Aminatha is in her early 40s, and has two children. Her firstborn son is a 21 year old business student and her second child is an 11 year old girl. She didn’t go to school but speaks Lingala, Swahili, Kinyarwanda and French fluently. Aminatha grew up thinking that women don’t work, but when she started working, she felt empowered - realizing that she does not have to stay at home and that she can pay school fees for her children. She eventually started learning English and continues to learn today.

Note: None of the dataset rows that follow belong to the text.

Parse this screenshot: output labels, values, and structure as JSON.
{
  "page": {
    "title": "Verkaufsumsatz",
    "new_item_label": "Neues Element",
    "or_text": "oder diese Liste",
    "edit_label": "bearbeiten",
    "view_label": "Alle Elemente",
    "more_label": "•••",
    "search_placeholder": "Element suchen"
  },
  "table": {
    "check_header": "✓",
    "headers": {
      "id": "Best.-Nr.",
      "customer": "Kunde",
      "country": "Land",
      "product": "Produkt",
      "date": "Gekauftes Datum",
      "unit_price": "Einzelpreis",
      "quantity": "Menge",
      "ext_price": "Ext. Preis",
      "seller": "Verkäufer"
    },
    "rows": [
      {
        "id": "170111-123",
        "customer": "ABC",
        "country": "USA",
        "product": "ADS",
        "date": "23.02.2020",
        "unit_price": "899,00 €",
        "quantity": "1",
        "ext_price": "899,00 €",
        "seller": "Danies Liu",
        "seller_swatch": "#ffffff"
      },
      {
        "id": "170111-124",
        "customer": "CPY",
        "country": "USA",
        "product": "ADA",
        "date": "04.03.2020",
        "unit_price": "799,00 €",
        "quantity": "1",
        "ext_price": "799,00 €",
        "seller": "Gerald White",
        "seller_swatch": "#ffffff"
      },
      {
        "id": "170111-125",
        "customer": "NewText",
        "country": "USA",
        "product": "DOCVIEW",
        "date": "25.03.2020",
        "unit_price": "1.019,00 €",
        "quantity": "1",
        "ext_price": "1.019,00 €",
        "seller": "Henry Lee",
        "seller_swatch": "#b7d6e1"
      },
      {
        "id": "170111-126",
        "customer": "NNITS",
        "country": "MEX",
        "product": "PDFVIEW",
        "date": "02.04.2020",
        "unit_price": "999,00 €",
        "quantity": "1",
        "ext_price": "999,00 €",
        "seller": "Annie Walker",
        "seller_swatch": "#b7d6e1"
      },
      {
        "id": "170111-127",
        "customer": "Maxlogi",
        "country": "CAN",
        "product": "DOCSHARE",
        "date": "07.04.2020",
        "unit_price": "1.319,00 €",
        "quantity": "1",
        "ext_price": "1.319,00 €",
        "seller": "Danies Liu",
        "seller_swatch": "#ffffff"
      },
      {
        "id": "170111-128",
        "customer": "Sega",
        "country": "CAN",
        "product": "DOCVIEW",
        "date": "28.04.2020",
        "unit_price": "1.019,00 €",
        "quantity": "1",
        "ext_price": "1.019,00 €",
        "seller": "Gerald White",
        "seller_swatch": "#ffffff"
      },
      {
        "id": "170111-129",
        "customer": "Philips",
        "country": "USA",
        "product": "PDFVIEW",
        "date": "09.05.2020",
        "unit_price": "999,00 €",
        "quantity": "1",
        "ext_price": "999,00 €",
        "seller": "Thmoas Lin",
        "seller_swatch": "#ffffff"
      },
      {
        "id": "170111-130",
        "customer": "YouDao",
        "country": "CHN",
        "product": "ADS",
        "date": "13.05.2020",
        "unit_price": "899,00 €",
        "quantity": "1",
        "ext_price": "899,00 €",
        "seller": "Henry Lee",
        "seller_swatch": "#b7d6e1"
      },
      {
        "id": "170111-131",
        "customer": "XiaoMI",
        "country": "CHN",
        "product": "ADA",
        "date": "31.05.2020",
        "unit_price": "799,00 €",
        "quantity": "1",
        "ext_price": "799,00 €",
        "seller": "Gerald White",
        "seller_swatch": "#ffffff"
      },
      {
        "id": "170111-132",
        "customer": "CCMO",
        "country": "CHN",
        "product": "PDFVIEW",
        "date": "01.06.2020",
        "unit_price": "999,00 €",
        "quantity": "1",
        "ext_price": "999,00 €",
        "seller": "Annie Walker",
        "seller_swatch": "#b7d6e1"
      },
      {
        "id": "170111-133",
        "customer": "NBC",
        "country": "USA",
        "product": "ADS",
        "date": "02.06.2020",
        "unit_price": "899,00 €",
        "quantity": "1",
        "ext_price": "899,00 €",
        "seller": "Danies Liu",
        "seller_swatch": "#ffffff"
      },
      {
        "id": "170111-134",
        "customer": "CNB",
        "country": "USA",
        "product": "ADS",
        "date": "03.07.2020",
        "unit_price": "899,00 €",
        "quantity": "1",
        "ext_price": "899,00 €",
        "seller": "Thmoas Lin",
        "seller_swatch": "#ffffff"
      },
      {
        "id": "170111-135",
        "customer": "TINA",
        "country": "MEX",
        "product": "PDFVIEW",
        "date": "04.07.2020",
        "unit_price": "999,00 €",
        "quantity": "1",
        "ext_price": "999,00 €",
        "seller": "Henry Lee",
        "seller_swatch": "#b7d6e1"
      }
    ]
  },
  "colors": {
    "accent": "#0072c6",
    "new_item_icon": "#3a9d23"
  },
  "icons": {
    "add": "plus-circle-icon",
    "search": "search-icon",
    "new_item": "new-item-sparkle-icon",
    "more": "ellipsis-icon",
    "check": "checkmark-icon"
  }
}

Rupari was born in Burundi and came to Rwanda in 1994. She holds a degree in International Economics from the National University of Rwanda and has worked with NGOs, in public relations, and also in the banking sector. Rupari’s immediate goal is to be successful in the design and production of her clothing lines. She hopes to export her work internationally and eventually open a shop in another country. She’s also passionate about working with other models that wish to pursue modeling as a career. She also hopes to have a larger online presence and increase sales through her website.
The “One for One” movement became so out of control in 2011, that three college students began extensive research on supply chains in Africa in order to better communicate the economic injustice of hand-outs and explore alternatives. What they found were the victims behind those hand-outs: the entrepreneurial, informal network of artisan-shoemakers. Informed chiefly by them, Atinga was formed to defend and support their livelihoods and openly compete against this movement with their very own footwear - Africa’s most humble shoes. You can read more about the artisan-shoemakers behind this incredible Project on their website.
Located at Rwanda’s geographical heart, the rapidly growing City of Kigali is not only the national capital, but also the country’s main business center and port of entry. It is is among the safest and friendliest capital cities in Africa. Kigali is built in hilly country, sprawling across about four ridges and the valleys in between. The city centre is located on one of these ridges, with the main government area on another. The tops of the ridges have an average elevation of 1,600 metres (5,250 ft), while the valleys are around 1,300 m (4,270 ft). The bigger houses and office buildings tend to be on the tops of the ridges, while the poorer people live in the valleys. The city is ringed most of the way round by higher hills, with some suburban sprawl rising up these. The highest of these is Mt. Kigali, with an elevation of 1,850 m (6,075 ft) above sea level. The City of Kigali is made up of three districts namely Gasabo, Kicukiro and Nyarugenge.
All roads lead to Kigali. Rwanda's capital is located centrally in the country and to get from one side of Rwanda to the other you pass through the city. For international arrivals, there are a number of major airlines with flights to Kigali from other African countries, Europe, the Middle East, and beyond. There are direct bus routes from Kamapala, Uganda and various locations in Tanzania.
As Rwanda's cosmopolitan capital city, Kigali has all you need including comfortable accommodation, a diverse array of quality restaraunts and bars, and more. Hike up Mount Kigali for incredible views of the city or visit Kigali Genocide Memorial for a somber history lesson. There is plenty of opportunity explore what the city has to offer.